Task brief
From the listing that follows, count the lines including "JSON" and give the number alone.

------------------------

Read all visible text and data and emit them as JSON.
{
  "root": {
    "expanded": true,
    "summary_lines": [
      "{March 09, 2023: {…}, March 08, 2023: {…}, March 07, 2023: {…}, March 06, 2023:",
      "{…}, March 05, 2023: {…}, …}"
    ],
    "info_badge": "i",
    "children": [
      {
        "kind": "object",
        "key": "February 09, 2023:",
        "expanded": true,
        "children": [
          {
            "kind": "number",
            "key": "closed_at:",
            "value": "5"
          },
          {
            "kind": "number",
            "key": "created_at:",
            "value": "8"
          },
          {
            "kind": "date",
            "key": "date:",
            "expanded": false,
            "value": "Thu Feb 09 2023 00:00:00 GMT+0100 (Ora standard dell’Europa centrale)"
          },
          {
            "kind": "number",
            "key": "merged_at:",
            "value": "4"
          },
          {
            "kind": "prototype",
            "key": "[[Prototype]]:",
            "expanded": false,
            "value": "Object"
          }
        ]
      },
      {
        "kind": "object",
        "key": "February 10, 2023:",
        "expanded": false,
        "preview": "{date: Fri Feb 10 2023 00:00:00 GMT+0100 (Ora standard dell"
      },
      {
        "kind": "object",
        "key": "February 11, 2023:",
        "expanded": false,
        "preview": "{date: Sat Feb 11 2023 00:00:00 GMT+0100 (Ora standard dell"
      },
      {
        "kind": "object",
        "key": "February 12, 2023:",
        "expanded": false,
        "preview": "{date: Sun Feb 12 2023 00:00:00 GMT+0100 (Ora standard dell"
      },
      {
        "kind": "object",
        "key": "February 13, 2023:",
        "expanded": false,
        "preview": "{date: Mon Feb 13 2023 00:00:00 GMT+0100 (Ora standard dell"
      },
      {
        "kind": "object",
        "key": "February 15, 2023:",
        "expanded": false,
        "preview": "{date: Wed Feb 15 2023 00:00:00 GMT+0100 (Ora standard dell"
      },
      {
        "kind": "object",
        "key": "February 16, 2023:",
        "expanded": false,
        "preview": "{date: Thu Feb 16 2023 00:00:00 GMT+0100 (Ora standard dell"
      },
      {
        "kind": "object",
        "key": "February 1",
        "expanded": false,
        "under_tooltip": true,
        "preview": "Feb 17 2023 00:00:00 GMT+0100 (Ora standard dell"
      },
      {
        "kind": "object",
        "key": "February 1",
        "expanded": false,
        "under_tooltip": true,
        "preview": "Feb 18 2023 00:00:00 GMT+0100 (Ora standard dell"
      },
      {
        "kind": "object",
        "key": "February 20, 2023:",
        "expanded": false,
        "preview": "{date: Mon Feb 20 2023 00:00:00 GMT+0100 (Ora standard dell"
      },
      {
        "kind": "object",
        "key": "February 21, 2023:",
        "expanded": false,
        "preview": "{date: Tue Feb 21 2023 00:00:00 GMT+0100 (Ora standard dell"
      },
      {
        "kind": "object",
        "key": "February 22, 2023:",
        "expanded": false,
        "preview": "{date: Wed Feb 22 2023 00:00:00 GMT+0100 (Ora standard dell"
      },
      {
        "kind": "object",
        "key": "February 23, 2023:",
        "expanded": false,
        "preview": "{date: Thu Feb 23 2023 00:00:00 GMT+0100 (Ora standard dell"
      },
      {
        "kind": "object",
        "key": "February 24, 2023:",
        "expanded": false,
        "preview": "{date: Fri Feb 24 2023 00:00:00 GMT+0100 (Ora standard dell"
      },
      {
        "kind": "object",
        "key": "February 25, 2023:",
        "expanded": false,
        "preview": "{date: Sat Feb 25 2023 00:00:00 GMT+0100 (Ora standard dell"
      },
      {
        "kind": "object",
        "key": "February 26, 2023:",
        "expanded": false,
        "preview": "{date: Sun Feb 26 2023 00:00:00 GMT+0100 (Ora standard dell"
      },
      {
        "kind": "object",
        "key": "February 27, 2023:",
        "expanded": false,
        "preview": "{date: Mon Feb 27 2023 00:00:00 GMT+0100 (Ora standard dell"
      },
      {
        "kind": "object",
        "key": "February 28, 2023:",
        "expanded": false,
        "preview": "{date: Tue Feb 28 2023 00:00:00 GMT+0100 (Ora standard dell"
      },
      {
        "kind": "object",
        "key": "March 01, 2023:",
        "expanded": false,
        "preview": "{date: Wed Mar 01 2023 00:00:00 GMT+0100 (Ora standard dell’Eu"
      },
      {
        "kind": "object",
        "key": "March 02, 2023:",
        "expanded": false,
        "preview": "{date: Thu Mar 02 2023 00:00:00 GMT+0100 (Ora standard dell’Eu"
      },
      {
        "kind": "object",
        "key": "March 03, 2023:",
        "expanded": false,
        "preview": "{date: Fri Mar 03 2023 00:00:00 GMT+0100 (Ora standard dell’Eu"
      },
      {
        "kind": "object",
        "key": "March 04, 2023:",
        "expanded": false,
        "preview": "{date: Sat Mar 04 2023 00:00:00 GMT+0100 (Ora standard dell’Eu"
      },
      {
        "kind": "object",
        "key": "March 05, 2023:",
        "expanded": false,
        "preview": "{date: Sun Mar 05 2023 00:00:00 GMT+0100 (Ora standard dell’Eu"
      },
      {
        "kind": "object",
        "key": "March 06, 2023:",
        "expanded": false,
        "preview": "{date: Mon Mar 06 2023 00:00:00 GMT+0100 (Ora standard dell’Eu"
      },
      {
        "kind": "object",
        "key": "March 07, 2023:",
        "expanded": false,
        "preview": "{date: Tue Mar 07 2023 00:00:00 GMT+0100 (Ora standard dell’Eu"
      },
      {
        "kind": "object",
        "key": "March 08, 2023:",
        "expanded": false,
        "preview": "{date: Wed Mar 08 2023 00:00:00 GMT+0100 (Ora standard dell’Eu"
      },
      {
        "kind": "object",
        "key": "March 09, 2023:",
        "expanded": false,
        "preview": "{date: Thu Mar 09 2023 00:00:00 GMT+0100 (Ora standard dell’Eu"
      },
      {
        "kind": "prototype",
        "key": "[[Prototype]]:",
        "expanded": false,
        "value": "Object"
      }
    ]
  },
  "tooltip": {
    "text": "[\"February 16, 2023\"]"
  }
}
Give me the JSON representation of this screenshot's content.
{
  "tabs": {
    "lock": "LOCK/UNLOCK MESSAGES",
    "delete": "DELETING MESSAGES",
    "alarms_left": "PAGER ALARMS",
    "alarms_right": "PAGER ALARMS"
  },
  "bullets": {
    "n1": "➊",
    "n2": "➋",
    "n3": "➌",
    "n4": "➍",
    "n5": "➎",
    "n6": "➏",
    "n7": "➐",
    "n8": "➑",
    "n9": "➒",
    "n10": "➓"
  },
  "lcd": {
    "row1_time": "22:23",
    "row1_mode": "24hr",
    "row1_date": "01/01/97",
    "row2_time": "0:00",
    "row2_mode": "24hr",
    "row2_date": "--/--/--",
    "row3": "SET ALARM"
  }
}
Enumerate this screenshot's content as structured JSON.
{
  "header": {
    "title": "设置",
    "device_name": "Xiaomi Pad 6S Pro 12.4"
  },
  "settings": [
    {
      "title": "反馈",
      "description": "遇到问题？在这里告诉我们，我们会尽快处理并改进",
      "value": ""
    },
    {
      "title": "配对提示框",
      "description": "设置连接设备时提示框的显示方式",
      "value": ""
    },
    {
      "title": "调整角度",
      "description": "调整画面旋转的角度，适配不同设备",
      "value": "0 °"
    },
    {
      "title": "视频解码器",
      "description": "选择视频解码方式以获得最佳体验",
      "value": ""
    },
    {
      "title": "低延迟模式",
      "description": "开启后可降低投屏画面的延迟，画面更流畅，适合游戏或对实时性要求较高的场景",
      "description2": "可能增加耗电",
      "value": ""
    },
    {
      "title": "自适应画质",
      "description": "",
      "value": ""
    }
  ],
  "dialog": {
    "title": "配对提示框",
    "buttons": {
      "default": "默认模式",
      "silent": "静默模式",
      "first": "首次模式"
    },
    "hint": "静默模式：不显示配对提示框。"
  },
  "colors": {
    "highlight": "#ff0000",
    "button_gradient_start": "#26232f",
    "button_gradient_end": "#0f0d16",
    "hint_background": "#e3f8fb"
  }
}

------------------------

Task solution
3